Part of: World Environmental and Water Resources Congress 2009: Great Rivers
Abstract: Most amphibians require suitable wetlands for breeding, oviposition, and juvenile development. Newly metamorphosed juveniles disperse into terrestrial habitat where they spend the majority of their adult lives in undisturbed forest or grassland adjacent to the wetland. Development of new infrastructure can result in wetland draining and habitat fragmentation thereby disrupting necessary life history functions. To ensure the long-term survival of amphibians, it is imperative that developers take into account their conservation needs during project planning and construction of replacement wetlands. In order to assist planners and managers in this effort, we present an index that quantifies the biotic integrity of amphibian populations within constructed wetlands throughout northern Missouri. The index is modeled after Ohio’s Amphibian Quality Assessment Index (AQAI) and it incorporates ecological and abundance information for each species inhabiting a wetland. Although refinements will continue, current results indicate this tool can help assess the biological integrity of constructed and natural wetlands. The index can be modified to accommodate regional differences in species’ ecology.

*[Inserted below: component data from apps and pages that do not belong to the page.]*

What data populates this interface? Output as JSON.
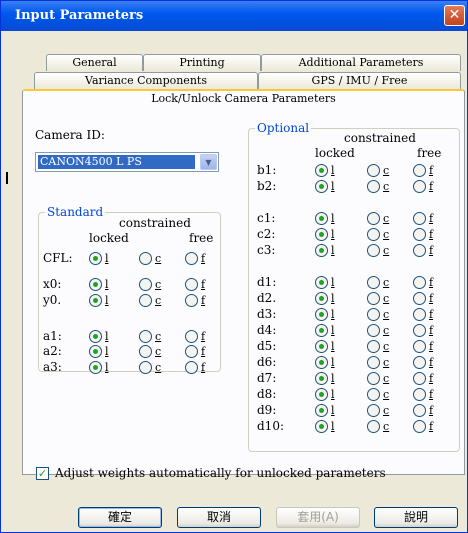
{
  "window": {
    "title": "Input Parameters",
    "close_icon": "close-icon"
  },
  "tabs": {
    "row1": [
      "General",
      "Printing",
      "Additional Parameters"
    ],
    "row2": [
      "Variance Components",
      "GPS / IMU / Free"
    ],
    "active": "Lock/Unlock Camera Parameters"
  },
  "camera": {
    "label": "Camera ID:",
    "selected": "CANON4500 L PS"
  },
  "headers": {
    "constrained": "constrained",
    "locked": "locked",
    "free": "free"
  },
  "standard": {
    "title": "Standard",
    "params": [
      {
        "name": "CFL:",
        "state": "l"
      },
      {
        "name": "x0:",
        "state": "l"
      },
      {
        "name": "y0.",
        "state": "l"
      },
      {
        "name": "a1:",
        "state": "l"
      },
      {
        "name": "a2:",
        "state": "l"
      },
      {
        "name": "a3:",
        "state": "l"
      }
    ]
  },
  "optional": {
    "title": "Optional",
    "params": [
      {
        "name": "b1:",
        "state": "l"
      },
      {
        "name": "b2:",
        "state": "l"
      },
      {
        "name": "c1:",
        "state": "l"
      },
      {
        "name": "c2:",
        "state": "l"
      },
      {
        "name": "c3:",
        "state": "l"
      },
      {
        "name": "d1:",
        "state": "l"
      },
      {
        "name": "d2.",
        "state": "l"
      },
      {
        "name": "d3:",
        "state": "l"
      },
      {
        "name": "d4:",
        "state": "l"
      },
      {
        "name": "d5:",
        "state": "l"
      },
      {
        "name": "d6:",
        "state": "l"
      },
      {
        "name": "d7:",
        "state": "l"
      },
      {
        "name": "d8:",
        "state": "l"
      },
      {
        "name": "d9:",
        "state": "l"
      },
      {
        "name": "d10:",
        "state": "l"
      }
    ]
  },
  "radio_letters": {
    "locked": "l",
    "constrained": "c",
    "free": "f"
  },
  "adjust": {
    "label": "Adjust weights automatically for unlocked parameters",
    "checked": true
  },
  "buttons": {
    "ok": "確定",
    "cancel": "取消",
    "apply": "套用(A)",
    "help": "說明"
  },
  "colors": {
    "title_bar": "#0058ee",
    "group_title": "#0046d5",
    "radio_dot": "#21a121",
    "tab_highlight": "#ffc83c"
  }
}
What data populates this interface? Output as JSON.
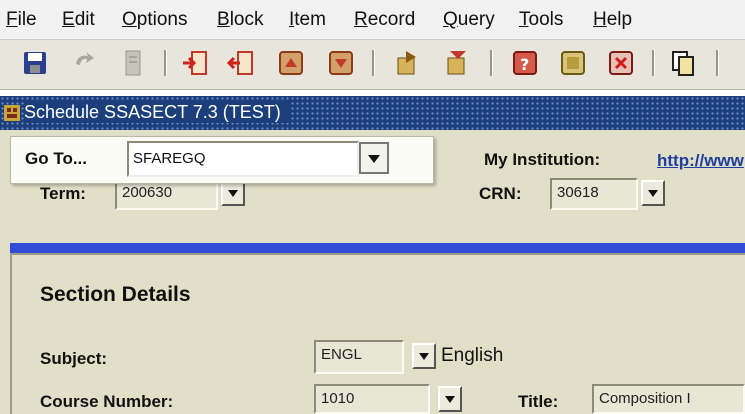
{
  "menu": [
    "File",
    "Edit",
    "Options",
    "Block",
    "Item",
    "Record",
    "Query",
    "Tools",
    "Help"
  ],
  "toolbar": {
    "buttons": [
      "save-icon",
      "rollback-icon",
      "print-icon",
      "insert-record-icon",
      "remove-record-icon",
      "previous-block-icon",
      "next-block-icon",
      "enter-query-icon",
      "execute-query-icon",
      "help-icon",
      "exit-icon",
      "cancel-icon",
      "copy-icon"
    ]
  },
  "window": {
    "title": "Schedule SSASECT 7.3 (TEST)"
  },
  "goto": {
    "label": "Go To...",
    "value": "SFAREGQ"
  },
  "key_block": {
    "term_label": "Term:",
    "term_value": "200630",
    "crn_label": "CRN:",
    "crn_value": "30618",
    "institution_label": "My Institution:",
    "institution_link": "http://www"
  },
  "section": {
    "heading": "Section Details",
    "subject_label": "Subject:",
    "subject_value": "ENGL",
    "subject_desc": "English",
    "course_label": "Course Number:",
    "course_value": "1010",
    "title_label": "Title:",
    "title_value": "Composition I"
  },
  "colors": {
    "title_bar": "#1c3f7c",
    "form_bg": "#e1dfc7",
    "blue_bar": "#2f4dd6",
    "link": "#1f3fa0"
  }
}
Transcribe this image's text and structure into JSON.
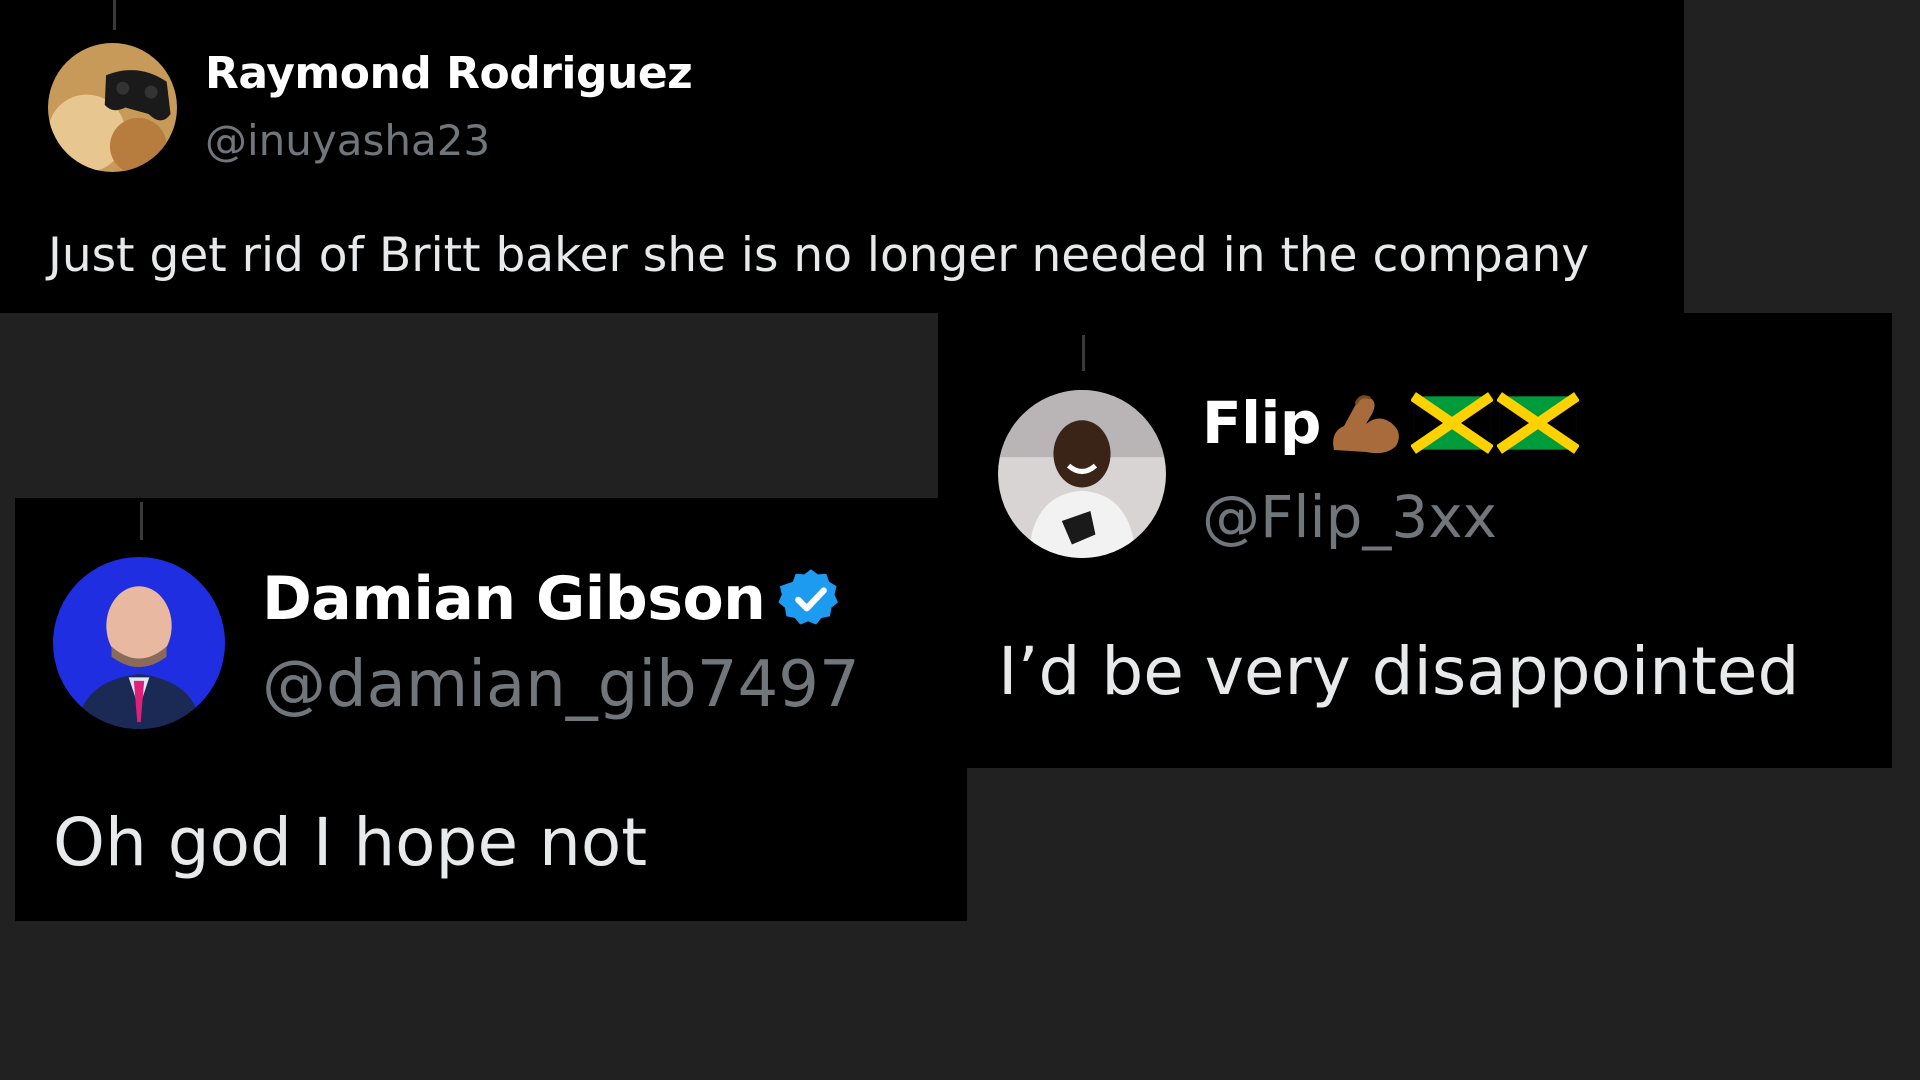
{
  "posts": [
    {
      "name": "Raymond Rodriguez",
      "handle": "@inuyasha23",
      "text": "Just get rid of Britt baker she is no longer needed in the company",
      "avatar": "gamepad-avatar"
    },
    {
      "name": "Damian Gibson",
      "handle": "@damian_gib7497",
      "text": "Oh god I hope not",
      "verified": true,
      "avatar": "person-avatar"
    },
    {
      "name": "Flip",
      "name_emojis": [
        "flexed-biceps-emoji",
        "jamaica-flag-emoji",
        "jamaica-flag-emoji"
      ],
      "handle": "@Flip_3xx",
      "text": "I’d be very disappointed",
      "avatar": "person-avatar"
    }
  ],
  "colors": {
    "background": "#212121",
    "card": "#000000",
    "name": "#ffffff",
    "handle": "#71767b",
    "text": "#e7e9ea",
    "verified": "#1d9bf0",
    "jamaica_green": "#009b3a",
    "jamaica_gold": "#fed100"
  }
}
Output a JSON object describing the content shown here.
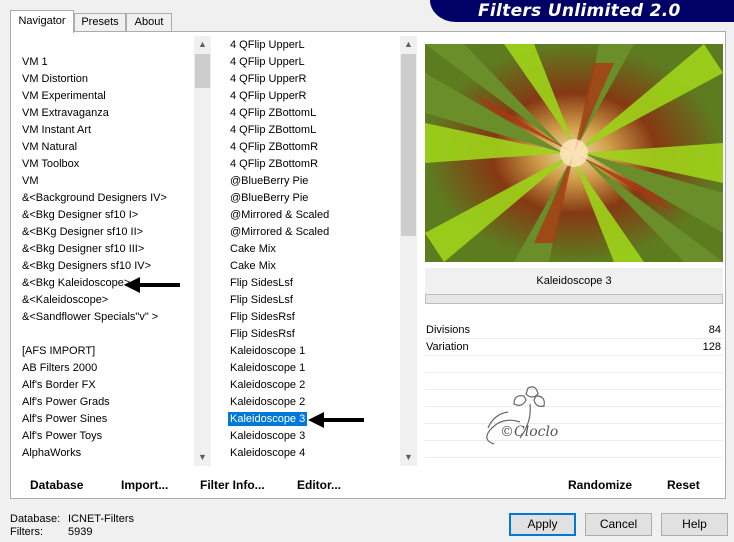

ASCE Subject Headings:
Ecosystems
Missouri
Water quality
Wetlands